* _Work instruction_: Your reply should hold only the lines from the records below where "Blank" occurs.

START Material for this task

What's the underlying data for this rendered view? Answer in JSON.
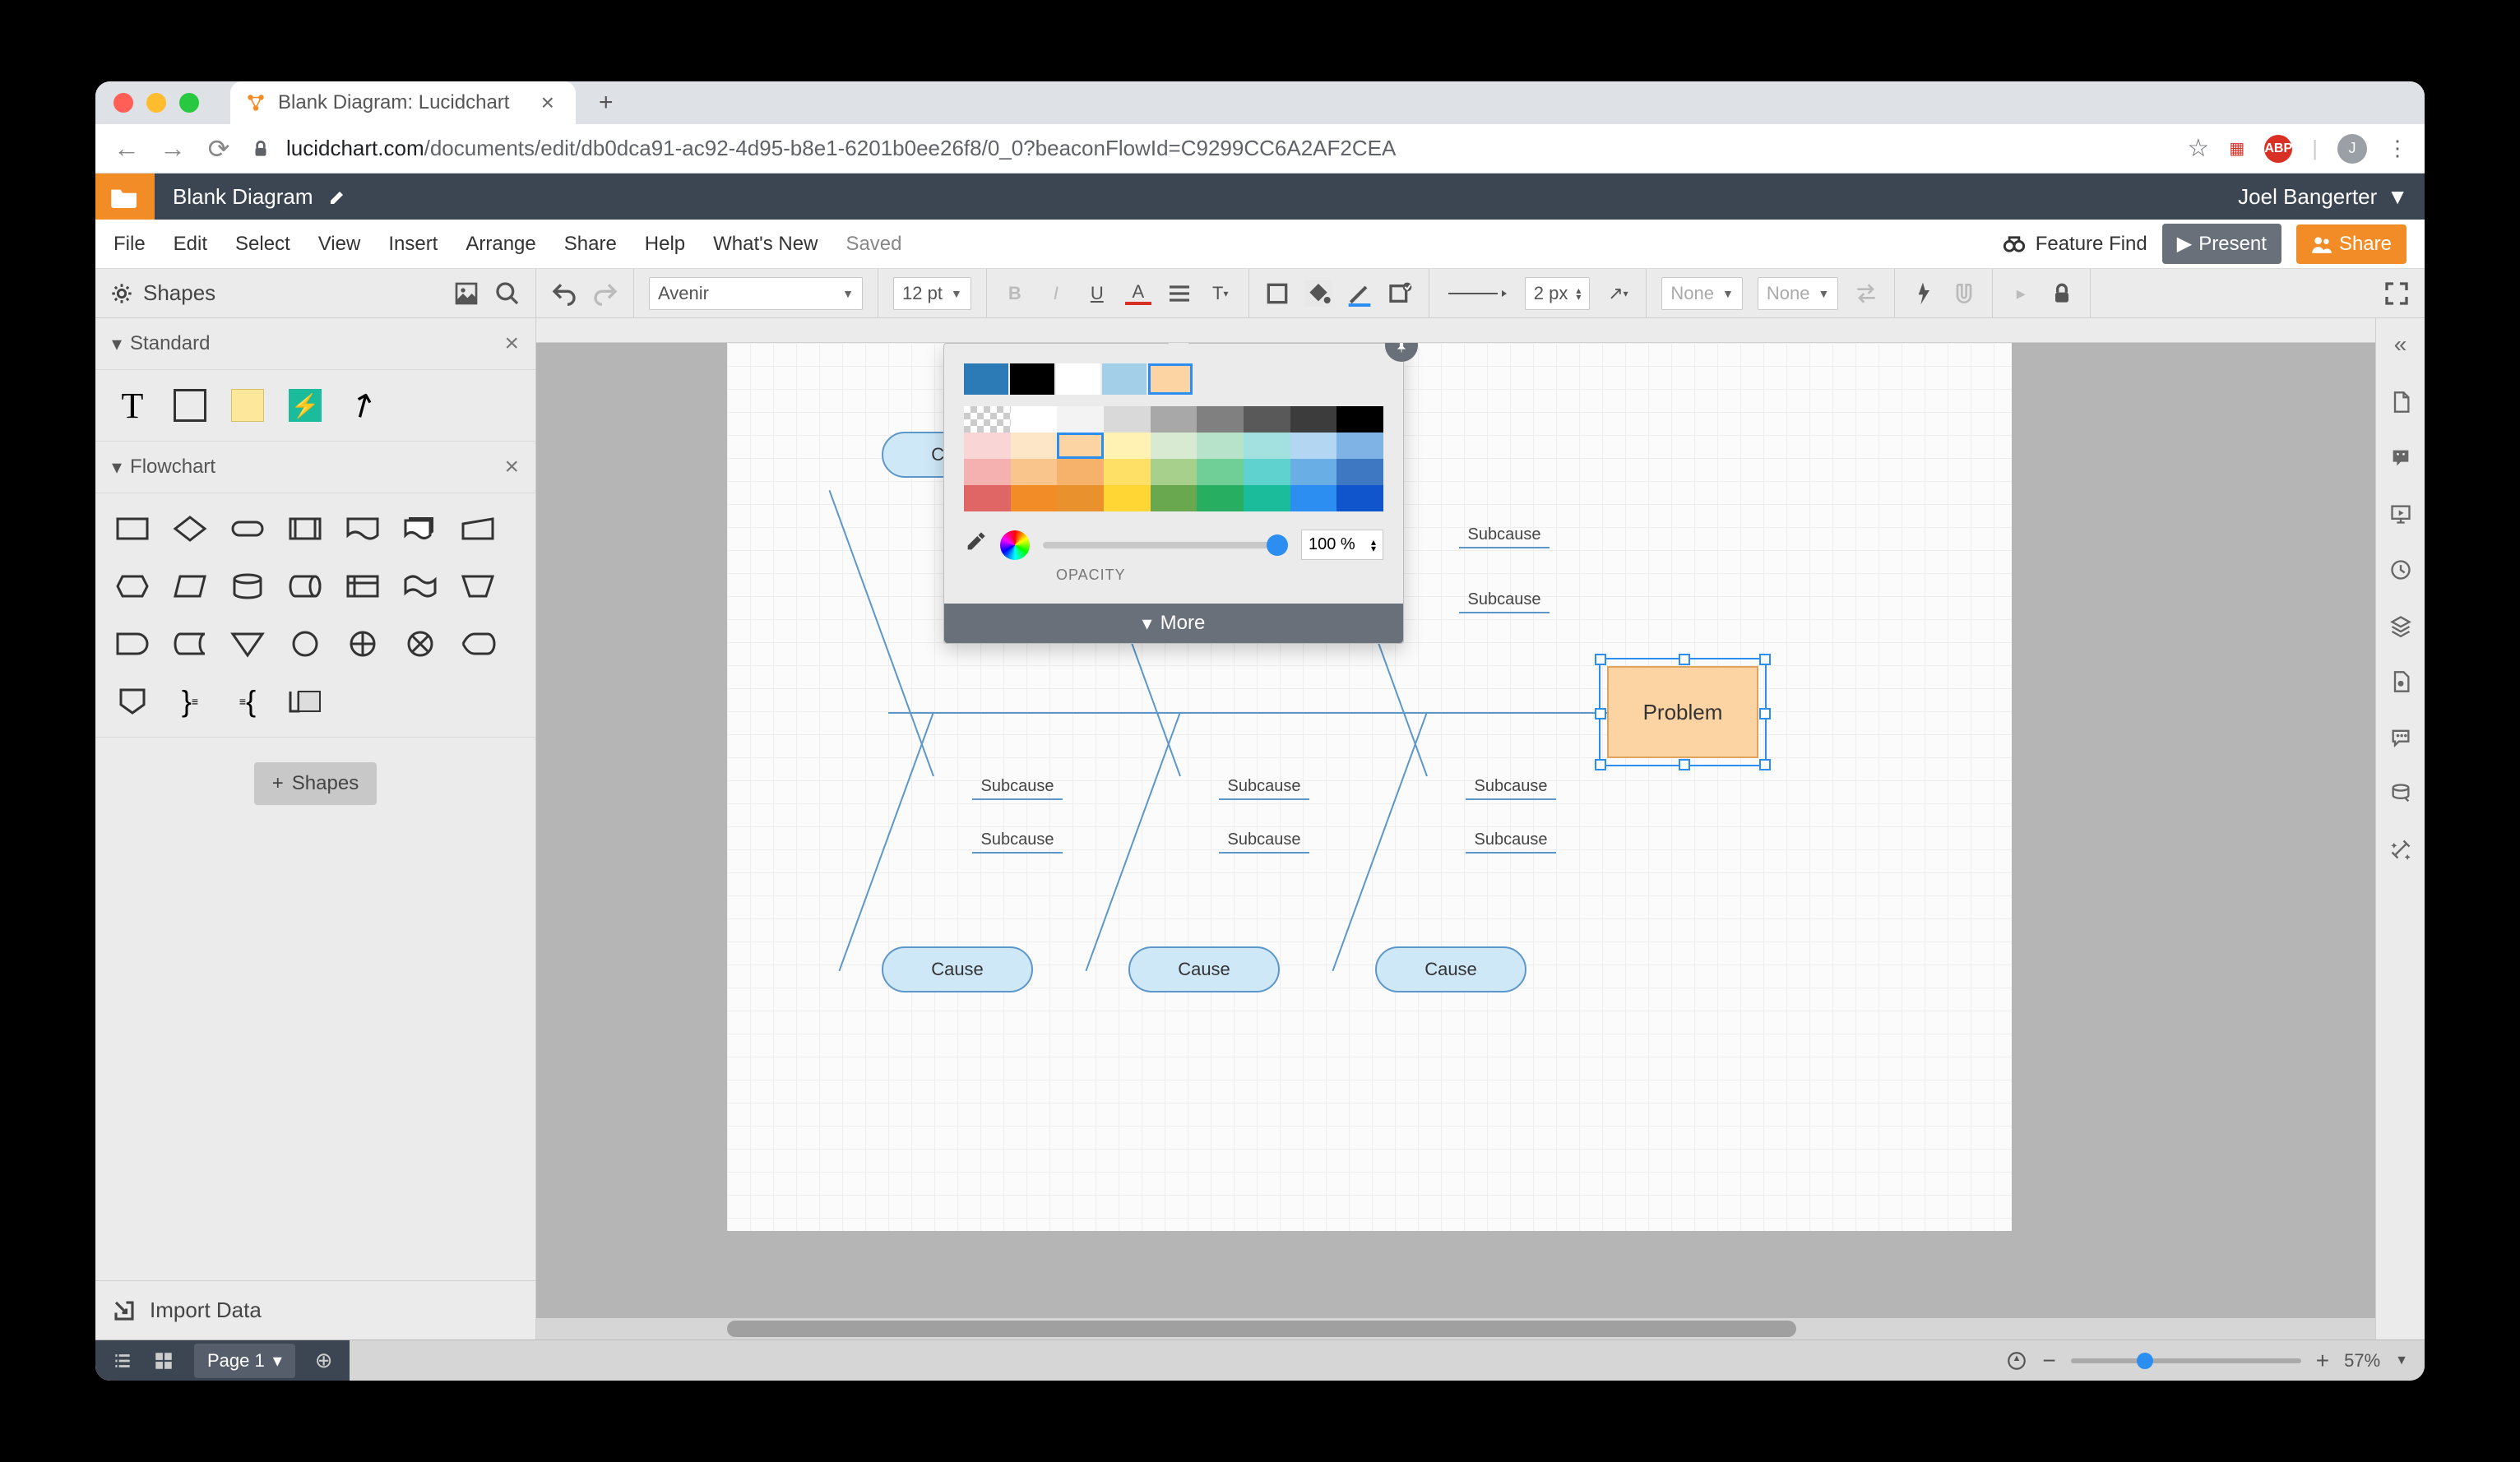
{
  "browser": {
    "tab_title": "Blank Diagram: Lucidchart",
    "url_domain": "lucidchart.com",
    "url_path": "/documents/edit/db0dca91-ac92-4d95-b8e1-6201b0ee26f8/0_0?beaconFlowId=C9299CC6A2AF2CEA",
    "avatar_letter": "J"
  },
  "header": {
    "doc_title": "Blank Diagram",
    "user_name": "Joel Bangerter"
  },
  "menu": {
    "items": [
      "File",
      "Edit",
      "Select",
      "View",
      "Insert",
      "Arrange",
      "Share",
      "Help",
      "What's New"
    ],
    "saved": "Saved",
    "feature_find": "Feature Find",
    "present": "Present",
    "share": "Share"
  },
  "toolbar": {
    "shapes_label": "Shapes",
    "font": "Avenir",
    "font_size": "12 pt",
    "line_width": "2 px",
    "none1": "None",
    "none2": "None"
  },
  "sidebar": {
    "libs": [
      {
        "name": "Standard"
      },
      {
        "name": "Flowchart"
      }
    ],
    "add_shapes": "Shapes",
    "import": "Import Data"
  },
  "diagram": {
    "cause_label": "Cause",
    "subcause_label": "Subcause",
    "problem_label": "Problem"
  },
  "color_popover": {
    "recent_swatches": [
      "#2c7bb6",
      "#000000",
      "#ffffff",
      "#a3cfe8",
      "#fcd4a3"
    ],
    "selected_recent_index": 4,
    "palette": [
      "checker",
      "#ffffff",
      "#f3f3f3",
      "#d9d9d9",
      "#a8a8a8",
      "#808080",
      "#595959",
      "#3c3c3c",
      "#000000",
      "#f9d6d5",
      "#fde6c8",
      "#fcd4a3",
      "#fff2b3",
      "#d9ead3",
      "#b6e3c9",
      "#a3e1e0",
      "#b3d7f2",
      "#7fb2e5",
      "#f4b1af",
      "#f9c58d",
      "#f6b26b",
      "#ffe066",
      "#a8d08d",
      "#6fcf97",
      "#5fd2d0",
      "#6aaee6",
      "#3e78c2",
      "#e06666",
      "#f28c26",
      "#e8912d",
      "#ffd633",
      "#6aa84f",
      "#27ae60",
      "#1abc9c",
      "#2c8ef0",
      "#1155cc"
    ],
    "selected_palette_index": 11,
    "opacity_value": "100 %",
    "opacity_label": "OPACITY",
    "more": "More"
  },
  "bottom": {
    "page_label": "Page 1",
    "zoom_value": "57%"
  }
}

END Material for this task

* _Your response_:
    "tab_title": "Blank Diagram: Lucidchart",
    "doc_title": "Blank Diagram",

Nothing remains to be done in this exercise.